Pawnbroker Lending is on the Rise, Should You Really Consider a Pawnshop Loan?
People borrow money for a number of reasons. For example, loans are helpful for financing the purchase of homes or cars, but also for large unexpected expenses such as medical procedures, honeymoons or even to repay other debt. Similarly, people can choose a wide range of borrowing options.While the total amount of pawnshop loans is down from its peak in 2012, there has been a steady rise in the amount lent by pawnbrokers in the past 5 years. This raises the question: are pawnshop loans really a good borrowing option for consumers?
Cost Comparison: Expensive Borrowing Option
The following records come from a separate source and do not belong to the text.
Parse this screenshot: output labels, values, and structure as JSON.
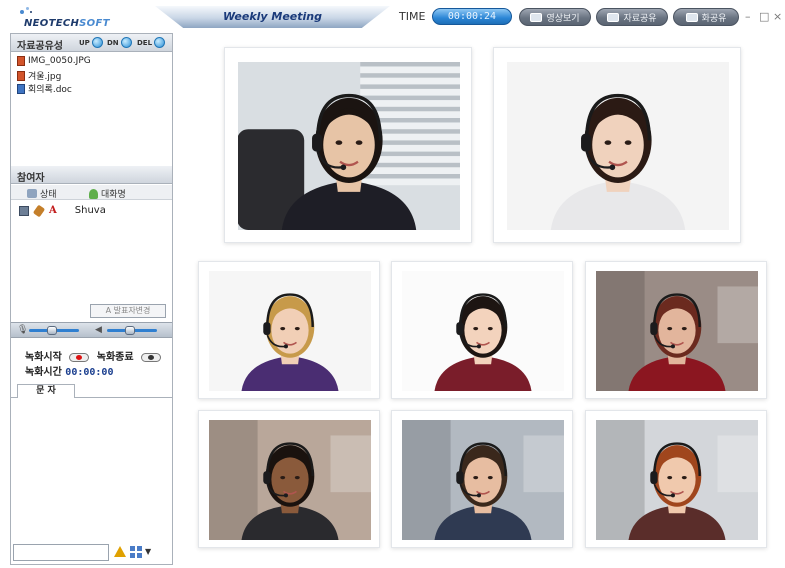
{
  "app": {
    "logo_text_a": "NEOTECH",
    "logo_text_b": "SOFT",
    "meeting_title": "Weekly Meeting",
    "time_label": "TIME",
    "time_value": "00:00:24",
    "buttons": [
      "영상보기",
      "자료공유",
      "화공유"
    ],
    "window_controls": {
      "minimize": "–",
      "maximize": "□",
      "close": "×"
    }
  },
  "sidebar": {
    "share_section": {
      "title": "자료공유성",
      "up_label": "UP",
      "dn_label": "DN",
      "del_label": "DEL",
      "files": [
        {
          "name": "IMG_0050.JPG",
          "type": "image"
        },
        {
          "name": "겨울.jpg",
          "type": "image"
        },
        {
          "name": "회의록.doc",
          "type": "doc"
        }
      ]
    },
    "participants": {
      "title": "참여자",
      "col_state": "상태",
      "col_nickname": "대화명",
      "users": [
        {
          "name": "Shuva",
          "badge": "A"
        }
      ],
      "chat_button": "A 발표자변경"
    },
    "record": {
      "start_label": "녹화시작",
      "stop_label": "녹화종료",
      "time_label": "녹화시간",
      "time_value": "00:00:00"
    },
    "chat": {
      "tab_label": "문 자",
      "input_value": ""
    }
  },
  "video": {
    "tiles": [
      {
        "name": "participant-1",
        "scene": "office-window",
        "skin": "#e7c4a6",
        "hair": "#1b1411",
        "shirt": "#1e1e26",
        "bg": "#d9dee2"
      },
      {
        "name": "participant-2",
        "scene": "plain",
        "skin": "#f0d2bd",
        "hair": "#2b1a14",
        "shirt": "#e8e8ea",
        "bg": "#f4f4f4"
      },
      {
        "name": "participant-3",
        "scene": "plain",
        "skin": "#f1cfb6",
        "hair": "#c79a4a",
        "shirt": "#4a2d72",
        "bg": "#f6f6f6"
      },
      {
        "name": "participant-4",
        "scene": "plain",
        "skin": "#f3d3bd",
        "hair": "#1d1512",
        "shirt": "#7a1d2a",
        "bg": "#fbfbfb"
      },
      {
        "name": "participant-5",
        "scene": "office",
        "skin": "#e2b59c",
        "hair": "#6b2a1f",
        "shirt": "#8b1620",
        "bg": "#9a8c86"
      },
      {
        "name": "participant-6",
        "scene": "office",
        "skin": "#8a5a3b",
        "hair": "#1a120e",
        "shirt": "#2a2a2e",
        "bg": "#b9a79a"
      },
      {
        "name": "participant-7",
        "scene": "office",
        "skin": "#e7bda1",
        "hair": "#3a281c",
        "shirt": "#2f3a52",
        "bg": "#b2b9c1"
      },
      {
        "name": "participant-8",
        "scene": "office",
        "skin": "#f0c9ad",
        "hair": "#a0461d",
        "shirt": "#5a2d2a",
        "bg": "#d3d6da"
      }
    ]
  }
}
Pawnshops tend to offer loans with monthly interest rates of about 1.5% (19% p.a.). In isolation, it’s hard to know if this rate affordable and it might even seem low. For a better perspective, credit cards typically charge about 2% monthly interest (25-30% p.a.) and personal loans usually charge about 1% monthly (12% p.a.). However, the cheapest personal loans charge much less, at about 0.5-0.7% per month (7-9% p.a.). This means that borrowers will end up paying 2 to 3 times more in interest from a pawnshop compared to one of Singapore’s top personal lenders.
Pawning vs. Selling Items
While personal loans from banks tend to be much more affordable compared to those offered by pawnbrokers, it can be difficult for some individuals to obtain competitive loan offerings. This is often true for foreigners and those with poor credit scores. Therefore, individuals that own any valuable items tend to gravitate towards pawnshop loans. This may not be as rational as it appears. For instance, pawnshops typically offer borrowers 60-80% of the value of the pledge (e.g. jewelry, gold, etc.) and charge interest on top of the loan amount. In contrast, borrowers may be able to sell items for amounts closer to the items’ true value and avoid the borrowing cost altogether by selling their goods on sites such as Ebay or Carousell.
Best Ways to Borrow to Repay Existing Debt
Others still, consider pawnbroker loans as a tool for repaying their existing debts. While repaying one’s debt is an admirable goal, there are much more cost effective methods than pawning valuables. For example, balance transfer loans offer interest-free periods of 3 to 18 months, before borrowers start accruing any interest at all. Borrowers seeking a long-term loan for repaying debt should choose a debt consolidation loan instead, as they charge lower interest rates (8-9% p.a.) over several years than balance transfers, which charge 25-30% p.a. following the interest-free period.
How to Avoid Money Lending Scams
Unfortunately for the less financially savvy, loan scams are becoming more prevalent in Singapore. For example, the Singapore Police Force reported that the number of loan scams more than doubled from 396 in 2017 to 994 in 2018, making it the second most common type of scam in the country. Therefore, we strongly recommend that prospective borrowers review any loan offers with a critical eye.
For those considering pawnshop loans, there are few ways to avoid a scam. First, the Ministry of Law’s website makes it possible to ensure that your preferred lender is licensed with the government. Second, pawnbrokers can only charge up to 1.5% in monthly interest charges. Pawnshops charging more than this rate are not the most affordable options and may be operating scams. Additionally, lenders are not allowed to send advertisements via SMS messages. Therefore, it is best to avoid SMS loan solicitations altogether.
Individual Research is Crucial As Each Borrower’s Needs Vary
Borrowers in Singapore are increasingly turning to pawnshop loans. For some, this type of borrowing represents an unfortunate, but necessary, type of financing. However, for many others, pawnbroker loans are a relatively expensive alternative to the other types of loans available. The best way to ensure that you find an affordable and legitimate loan is to conduct your own due diligence on the best loans available given your circumstances and preferences.